It’s been my pleasure and privilege to have a fabulous intern from Belmont University this spring semester. Stephanie has done wondrous things for my online presence (hence her official title of The Wondrous Intern). She’s going to be guest blogging from time to time, so here’s an intro post. Everyone make her feel welcome!
From the Wondrous Intern….
Every college student needs an internship, right? As my professors were pressuring me to find an internship and threatening my life, my career, and my future happiness if I did not, I desperately began meeting with my internship advisor and contacting potential internships. A whole lot of nothing was happening when an internship with Beth Pattillo practically fell into my lap. While I was relieved to have finally found something, I was also ecstatic at the prospect of working with a successful author, especially an author who loves Jane Austen as much as I do.
I’ve been working with Beth for a few months now and it has been such a rewarding experience.

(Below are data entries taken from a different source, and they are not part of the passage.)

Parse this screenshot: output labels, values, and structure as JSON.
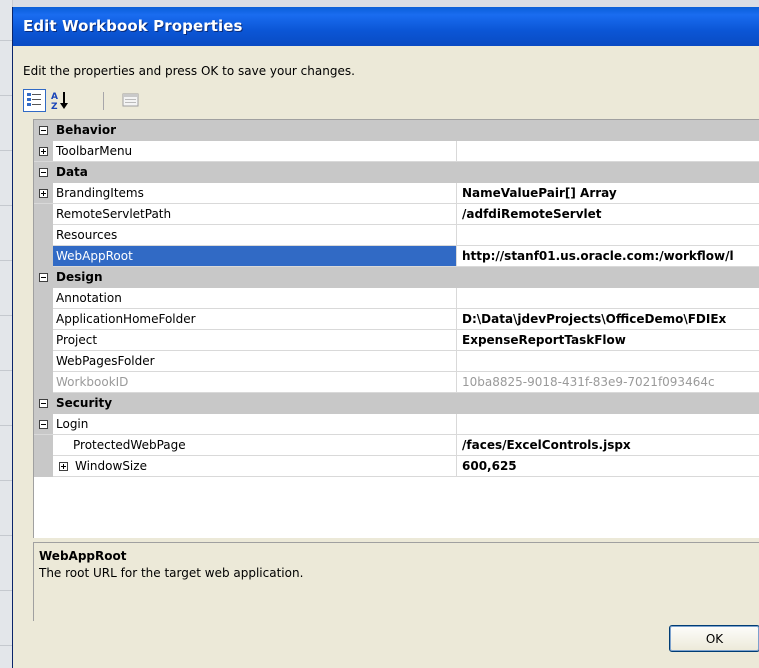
{
  "window": {
    "title": "Edit Workbook Properties"
  },
  "instructions": "Edit the properties and press OK to save your changes.",
  "toolbar": [
    {
      "name": "categorized-view-button",
      "icon": "categorized-icon",
      "active": true
    },
    {
      "name": "alphabetical-sort-button",
      "icon": "sort-az-icon",
      "active": false
    },
    {
      "name": "property-pages-button",
      "icon": "property-pages-icon",
      "active": false
    }
  ],
  "grid": {
    "categories": {
      "behavior": "Behavior",
      "data": "Data",
      "design": "Design",
      "security": "Security"
    },
    "rows": {
      "toolbar_menu": {
        "name": "ToolbarMenu",
        "value": ""
      },
      "branding_items": {
        "name": "BrandingItems",
        "value": "NameValuePair[] Array"
      },
      "remote_servlet_path": {
        "name": "RemoteServletPath",
        "value": "/adfdiRemoteServlet"
      },
      "resources": {
        "name": "Resources",
        "value": ""
      },
      "web_app_root": {
        "name": "WebAppRoot",
        "value": "http://stanf01.us.oracle.com:/workflow/l"
      },
      "annotation": {
        "name": "Annotation",
        "value": ""
      },
      "application_home_folder": {
        "name": "ApplicationHomeFolder",
        "value": "D:\\Data\\jdevProjects\\OfficeDemo\\FDIEx"
      },
      "project": {
        "name": "Project",
        "value": "ExpenseReportTaskFlow"
      },
      "web_pages_folder": {
        "name": "WebPagesFolder",
        "value": ""
      },
      "workbook_id": {
        "name": "WorkbookID",
        "value": "10ba8825-9018-431f-83e9-7021f093464c"
      },
      "login": {
        "name": "Login",
        "value": ""
      },
      "protected_web_page": {
        "name": "ProtectedWebPage",
        "value": "/faces/ExcelControls.jspx"
      },
      "window_size": {
        "name": "WindowSize",
        "value": "600,625"
      }
    },
    "selected_row": "WebAppRoot"
  },
  "description": {
    "title": "WebAppRoot",
    "text": "The root URL for the target web application."
  },
  "buttons": {
    "ok": "OK"
  },
  "colors": {
    "title_bar": "#0a5fd8",
    "selection": "#316ac5",
    "category_bg": "#c8c8c8",
    "dialog_bg": "#ece9d8"
  }
}
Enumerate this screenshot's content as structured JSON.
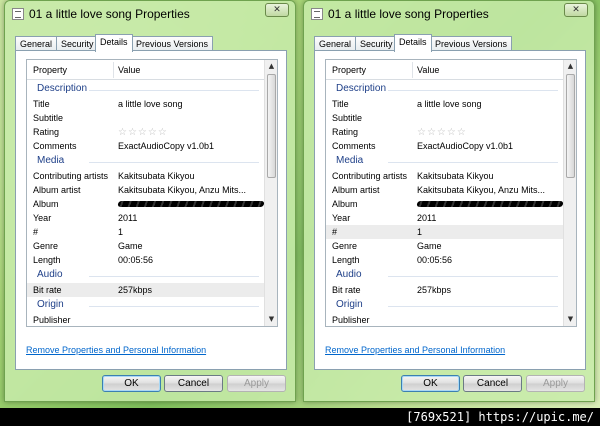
{
  "windows": [
    {
      "title": "01 a little love song Properties",
      "close_label": "✕",
      "tabs": [
        "General",
        "Security",
        "Details",
        "Previous Versions"
      ],
      "active_tab": "Details",
      "list": {
        "header_property": "Property",
        "header_value": "Value",
        "sections": [
          {
            "label": "Description",
            "rows": [
              {
                "p": "Title",
                "v": "a little love song"
              },
              {
                "p": "Subtitle",
                "v": ""
              },
              {
                "p": "Rating",
                "v": "☆☆☆☆☆"
              },
              {
                "p": "Comments",
                "v": "ExactAudioCopy v1.0b1"
              }
            ]
          },
          {
            "label": "Media",
            "rows": [
              {
                "p": "Contributing artists",
                "v": "Kakitsubata Kikyou"
              },
              {
                "p": "Album artist",
                "v": "Kakitsubata Kikyou, Anzu Mits..."
              },
              {
                "p": "Album",
                "v": "",
                "redacted": true
              },
              {
                "p": "Year",
                "v": "2011"
              },
              {
                "p": "#",
                "v": "1"
              },
              {
                "p": "Genre",
                "v": "Game"
              },
              {
                "p": "Length",
                "v": "00:05:56"
              }
            ]
          },
          {
            "label": "Audio",
            "rows": [
              {
                "p": "Bit rate",
                "v": "257kbps"
              }
            ]
          },
          {
            "label": "Origin",
            "rows": [
              {
                "p": "Publisher",
                "v": ""
              }
            ]
          }
        ]
      },
      "link": "Remove Properties and Personal Information",
      "buttons": {
        "ok": "OK",
        "cancel": "Cancel",
        "apply": "Apply"
      },
      "highlight_row": "Bit rate"
    },
    {
      "title": "01 a little love song Properties",
      "close_label": "✕",
      "tabs": [
        "General",
        "Security",
        "Details",
        "Previous Versions"
      ],
      "active_tab": "Details",
      "list": {
        "header_property": "Property",
        "header_value": "Value",
        "sections": [
          {
            "label": "Description",
            "rows": [
              {
                "p": "Title",
                "v": "a little love song"
              },
              {
                "p": "Subtitle",
                "v": ""
              },
              {
                "p": "Rating",
                "v": "☆☆☆☆☆"
              },
              {
                "p": "Comments",
                "v": "ExactAudioCopy v1.0b1"
              }
            ]
          },
          {
            "label": "Media",
            "rows": [
              {
                "p": "Contributing artists",
                "v": "Kakitsubata Kikyou"
              },
              {
                "p": "Album artist",
                "v": "Kakitsubata Kikyou, Anzu Mits..."
              },
              {
                "p": "Album",
                "v": "",
                "redacted": true
              },
              {
                "p": "Year",
                "v": "2011"
              },
              {
                "p": "#",
                "v": "1"
              },
              {
                "p": "Genre",
                "v": "Game"
              },
              {
                "p": "Length",
                "v": "00:05:56"
              }
            ]
          },
          {
            "label": "Audio",
            "rows": [
              {
                "p": "Bit rate",
                "v": "257kbps"
              }
            ]
          },
          {
            "label": "Origin",
            "rows": [
              {
                "p": "Publisher",
                "v": ""
              }
            ]
          }
        ]
      },
      "link": "Remove Properties and Personal Information",
      "buttons": {
        "ok": "OK",
        "cancel": "Cancel",
        "apply": "Apply"
      },
      "highlight_row": "#"
    }
  ],
  "footer": "[769x521] https://upic.me/"
}
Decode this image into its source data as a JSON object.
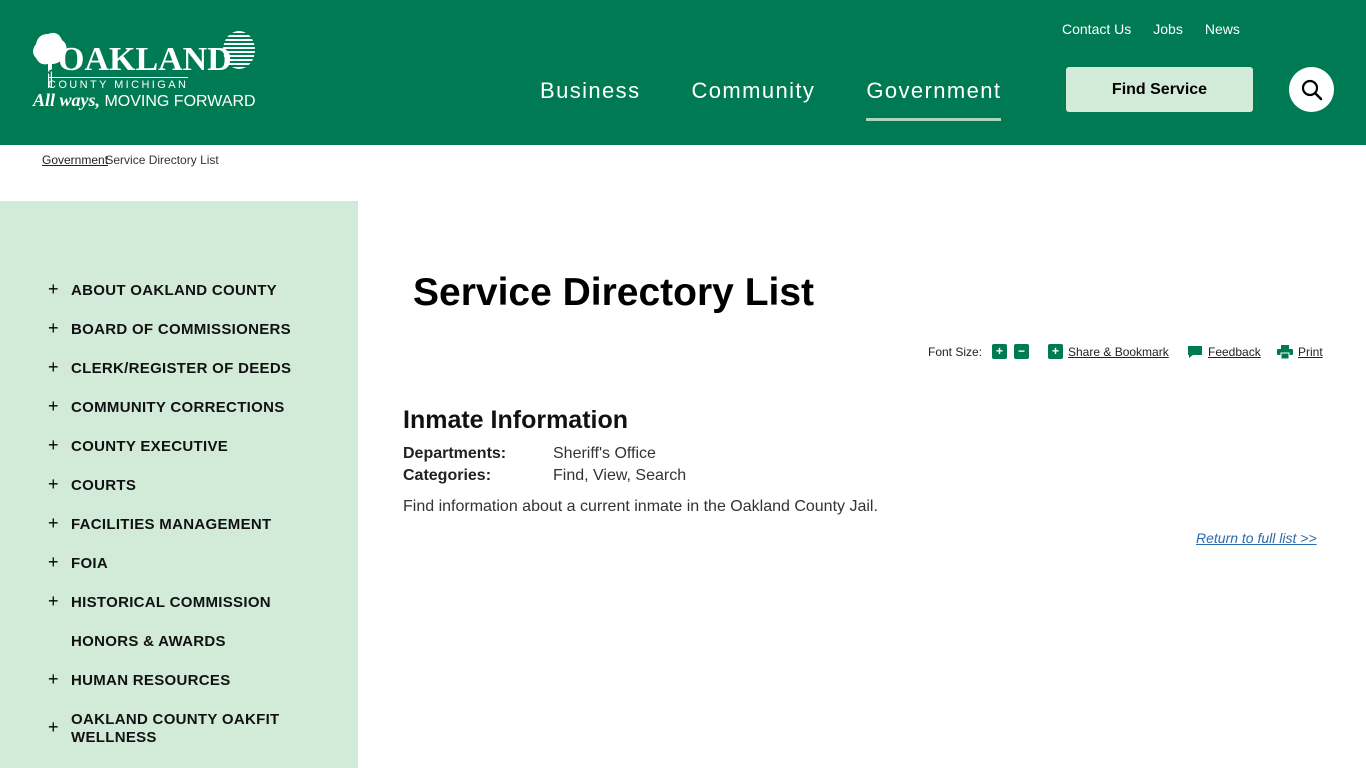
{
  "header": {
    "logo": {
      "name": "OAKLAND",
      "subtitle": "COUNTY MICHIGAN",
      "tagline_script": "All ways,",
      "tagline": "MOVING FORWARD"
    },
    "utility_links": [
      "Contact Us",
      "Jobs",
      "News"
    ],
    "nav": [
      {
        "label": "Business",
        "active": false
      },
      {
        "label": "Community",
        "active": false
      },
      {
        "label": "Government",
        "active": true
      }
    ],
    "find_service_label": "Find Service",
    "search_icon": "search-icon",
    "colors": {
      "brand_green": "#007a52",
      "light_green": "#d2ebd9",
      "nav_underline": "#a9d6bd"
    }
  },
  "breadcrumb": {
    "parent": "Government",
    "current": "Service Directory List"
  },
  "sidebar": {
    "items": [
      {
        "label": "ABOUT OAKLAND COUNTY",
        "expandable": true
      },
      {
        "label": "BOARD OF COMMISSIONERS",
        "expandable": true
      },
      {
        "label": "CLERK/REGISTER OF DEEDS",
        "expandable": true
      },
      {
        "label": "COMMUNITY CORRECTIONS",
        "expandable": true
      },
      {
        "label": "COUNTY EXECUTIVE",
        "expandable": true
      },
      {
        "label": "COURTS",
        "expandable": true
      },
      {
        "label": "FACILITIES MANAGEMENT",
        "expandable": true
      },
      {
        "label": "FOIA",
        "expandable": true
      },
      {
        "label": "HISTORICAL COMMISSION",
        "expandable": true
      },
      {
        "label": "HONORS & AWARDS",
        "expandable": false
      },
      {
        "label": "HUMAN RESOURCES",
        "expandable": true
      },
      {
        "label": "OAKLAND COUNTY OAKFIT WELLNESS",
        "expandable": true
      }
    ]
  },
  "main": {
    "title": "Service Directory List",
    "tools": {
      "font_size_label": "Font Size:",
      "increase": "+",
      "decrease": "−",
      "share_label": "Share & Bookmark",
      "feedback_label": "Feedback",
      "print_label": "Print"
    },
    "entry": {
      "title": "Inmate Information",
      "departments_label": "Departments:",
      "departments_value": "Sheriff's Office",
      "categories_label": "Categories:",
      "categories_value": "Find, View, Search",
      "description": "Find information about a current inmate in the Oakland County Jail.",
      "return_link": "Return to full list >>"
    }
  }
}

Not only am I learning the ins and outs of the writing and publishing worlds, but I’ve also been perfecting my blogging skills through the management of her Twitter, Facebook fan page, and upcoming newsletters (and who doesn’t love to blog?).
The experiences I’m having and lessons I’m learning while working with Beth are so beneficial to my studies and my future as a writer. More than that, however, I also find myself falling in love with literature all over again, an event I certainly did not foresee. I spend an hour or two every day looking through the latest news concerning Jane Austen, the Regency period, and various quotes from her novels and letters. Every day I become more and more interested in the woman who wrote Sense and Sensibility and Pride and Prejudice, two of my all-time favorite novels. Through learning about her life and interacting with Beth, who uses her stories and life to create new literature that so many people adore, I’m learning to appreciate the power of fiction even more. I think Austen says it best in one of my favorite passages of hers in Northanger Abbey:
“‘Oh! It is only a novel!” replies the young lady, while she lays down her book with affected indifference, or momentary shame. ‘It is only Cecilia, or Camilla, or Belinda”; or, in short, only some work in which the greatest powers of the mind are displayed, in which the most thorough knowledge of human nature, the happiest delineation of its varieties, the liveliest effusions of wit and humour, are conveyed to the world in the best-chosen language.”